# [Task to carry out]
Only an exact, line-for-line copy of the data will serve as the answer.

Collected data

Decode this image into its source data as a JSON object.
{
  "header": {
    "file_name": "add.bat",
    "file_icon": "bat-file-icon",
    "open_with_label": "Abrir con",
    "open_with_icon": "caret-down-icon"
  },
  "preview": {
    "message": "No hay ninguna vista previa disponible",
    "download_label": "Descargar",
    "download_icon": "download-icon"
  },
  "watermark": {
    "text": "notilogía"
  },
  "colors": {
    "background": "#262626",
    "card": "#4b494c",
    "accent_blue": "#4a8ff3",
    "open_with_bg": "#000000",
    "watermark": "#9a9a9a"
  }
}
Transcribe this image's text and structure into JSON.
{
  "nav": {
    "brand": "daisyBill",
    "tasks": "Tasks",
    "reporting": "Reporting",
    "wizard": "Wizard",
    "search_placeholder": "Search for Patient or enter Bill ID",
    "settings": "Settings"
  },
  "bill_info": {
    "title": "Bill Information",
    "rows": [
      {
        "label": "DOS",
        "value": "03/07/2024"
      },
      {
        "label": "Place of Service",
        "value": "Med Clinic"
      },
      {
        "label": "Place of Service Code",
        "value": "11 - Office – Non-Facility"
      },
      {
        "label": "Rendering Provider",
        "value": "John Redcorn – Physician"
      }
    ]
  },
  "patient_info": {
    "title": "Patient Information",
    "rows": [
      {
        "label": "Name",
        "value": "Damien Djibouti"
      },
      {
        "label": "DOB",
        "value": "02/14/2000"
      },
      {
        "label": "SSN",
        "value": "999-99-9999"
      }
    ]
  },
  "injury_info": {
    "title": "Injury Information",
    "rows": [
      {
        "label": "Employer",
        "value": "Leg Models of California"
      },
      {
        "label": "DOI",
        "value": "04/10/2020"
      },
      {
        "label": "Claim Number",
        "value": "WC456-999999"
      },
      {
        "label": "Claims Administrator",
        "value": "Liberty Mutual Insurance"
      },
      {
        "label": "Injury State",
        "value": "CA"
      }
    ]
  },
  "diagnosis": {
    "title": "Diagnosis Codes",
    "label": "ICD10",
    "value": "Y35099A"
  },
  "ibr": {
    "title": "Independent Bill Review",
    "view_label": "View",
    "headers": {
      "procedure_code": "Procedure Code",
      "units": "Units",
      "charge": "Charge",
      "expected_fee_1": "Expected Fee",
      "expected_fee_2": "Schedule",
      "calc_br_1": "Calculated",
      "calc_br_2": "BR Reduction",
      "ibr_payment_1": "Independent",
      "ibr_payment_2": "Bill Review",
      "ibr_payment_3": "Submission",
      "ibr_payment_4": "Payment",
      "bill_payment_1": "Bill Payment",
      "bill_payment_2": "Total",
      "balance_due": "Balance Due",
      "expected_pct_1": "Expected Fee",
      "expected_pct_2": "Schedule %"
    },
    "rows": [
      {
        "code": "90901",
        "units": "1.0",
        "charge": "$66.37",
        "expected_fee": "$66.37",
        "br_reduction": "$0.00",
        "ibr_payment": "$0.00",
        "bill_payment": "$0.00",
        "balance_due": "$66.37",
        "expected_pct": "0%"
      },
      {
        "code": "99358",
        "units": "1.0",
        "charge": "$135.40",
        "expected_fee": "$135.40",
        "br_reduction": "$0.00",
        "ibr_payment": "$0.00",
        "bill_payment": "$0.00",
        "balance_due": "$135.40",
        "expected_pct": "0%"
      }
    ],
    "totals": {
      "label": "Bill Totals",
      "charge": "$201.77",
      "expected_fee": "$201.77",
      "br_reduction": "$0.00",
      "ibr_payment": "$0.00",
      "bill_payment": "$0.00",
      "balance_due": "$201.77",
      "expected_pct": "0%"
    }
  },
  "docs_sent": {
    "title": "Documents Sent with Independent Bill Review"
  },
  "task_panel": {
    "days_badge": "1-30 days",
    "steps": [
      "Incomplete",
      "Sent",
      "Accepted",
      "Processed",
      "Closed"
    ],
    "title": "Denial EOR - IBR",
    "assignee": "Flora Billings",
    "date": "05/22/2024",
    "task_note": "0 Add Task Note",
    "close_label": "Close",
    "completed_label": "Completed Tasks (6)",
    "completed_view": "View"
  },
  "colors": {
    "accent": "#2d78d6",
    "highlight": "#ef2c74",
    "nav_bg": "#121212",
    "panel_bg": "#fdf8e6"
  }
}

# [The answer]
Decode this image into its source data as a JSON object.
{
  "header": {
    "file_name": "add.bat",
    "file_icon": "bat-file-icon",
    "open_with_label": "Abrir con",
    "open_with_icon": "caret-down-icon"
  },
  "preview": {
    "message": "No hay ninguna vista previa disponible",
    "download_label": "Descargar",
    "download_icon": "download-icon"
  },
  "watermark": {
    "text": "notilogía"
  },
  "colors": {
    "background": "#262626",
    "card": "#4b494c",
    "accent_blue": "#4a8ff3",
    "open_with_bg": "#000000",
    "watermark": "#9a9a9a"
  }
}
Transcribe this image's text and structure into JSON.
{
  "nav": {
    "brand": "daisyBill",
    "tasks": "Tasks",
    "reporting": "Reporting",
    "wizard": "Wizard",
    "search_placeholder": "Search for Patient or enter Bill ID",
    "settings": "Settings"
  },
  "bill_info": {
    "title": "Bill Information",
    "rows": [
      {
        "label": "DOS",
        "value": "03/07/2024"
      },
      {
        "label": "Place of Service",
        "value": "Med Clinic"
      },
      {
        "label": "Place of Service Code",
        "value": "11 - Office – Non-Facility"
      },
      {
        "label": "Rendering Provider",
        "value": "John Redcorn – Physician"
      }
    ]
  },
  "patient_info": {
    "title": "Patient Information",
    "rows": [
      {
        "label": "Name",
        "value": "Damien Djibouti"
      },
      {
        "label": "DOB",
        "value": "02/14/2000"
      },
      {
        "label": "SSN",
        "value": "999-99-9999"
      }
    ]
  },
  "injury_info": {
    "title": "Injury Information",
    "rows": [
      {
        "label": "Employer",
        "value": "Leg Models of California"
      },
      {
        "label": "DOI",
        "value": "04/10/2020"
      },
      {
        "label": "Claim Number",
        "value": "WC456-999999"
      },
      {
        "label": "Claims Administrator",
        "value": "Liberty Mutual Insurance"
      },
      {
        "label": "Injury State",
        "value": "CA"
      }
    ]
  },
  "diagnosis": {
    "title": "Diagnosis Codes",
    "label": "ICD10",
    "value": "Y35099A"
  },
  "ibr": {
    "title": "Independent Bill Review",
    "view_label": "View",
    "headers": {
      "procedure_code": "Procedure Code",
      "units": "Units",
      "charge": "Charge",
      "expected_fee_1": "Expected Fee",
      "expected_fee_2": "Schedule",
      "calc_br_1": "Calculated",
      "calc_br_2": "BR Reduction",
      "ibr_payment_1": "Independent",
      "ibr_payment_2": "Bill Review",
      "ibr_payment_3": "Submission",
      "ibr_payment_4": "Payment",
      "bill_payment_1": "Bill Payment",
      "bill_payment_2": "Total",
      "balance_due": "Balance Due",
      "expected_pct_1": "Expected Fee",
      "expected_pct_2": "Schedule %"
    },
    "rows": [
      {
        "code": "90901",
        "units": "1.0",
        "charge": "$66.37",
        "expected_fee": "$66.37",
        "br_reduction": "$0.00",
        "ibr_payment": "$0.00",
        "bill_payment": "$0.00",
        "balance_due": "$66.37",
        "expected_pct": "0%"
      },
      {
        "code": "99358",
        "units": "1.0",
        "charge": "$135.40",
        "expected_fee": "$135.40",
        "br_reduction": "$0.00",
        "ibr_payment": "$0.00",
        "bill_payment": "$0.00",
        "balance_due": "$135.40",
        "expected_pct": "0%"
      }
    ],
    "totals": {
      "label": "Bill Totals",
      "charge": "$201.77",
      "expected_fee": "$201.77",
      "br_reduction": "$0.00",
      "ibr_payment": "$0.00",
      "bill_payment": "$0.00",
      "balance_due": "$201.77",
      "expected_pct": "0%"
    }
  },
  "docs_sent": {
    "title": "Documents Sent with Independent Bill Review"
  },
  "task_panel": {
    "days_badge": "1-30 days",
    "steps": [
      "Incomplete",
      "Sent",
      "Accepted",
      "Processed",
      "Closed"
    ],
    "title": "Denial EOR - IBR",
    "assignee": "Flora Billings",
    "date": "05/22/2024",
    "task_note": "0 Add Task Note",
    "close_label": "Close",
    "completed_label": "Completed Tasks (6)",
    "completed_view": "View"
  },
  "colors": {
    "accent": "#2d78d6",
    "highlight": "#ef2c74",
    "nav_bg": "#121212",
    "panel_bg": "#fdf8e6"
  }
}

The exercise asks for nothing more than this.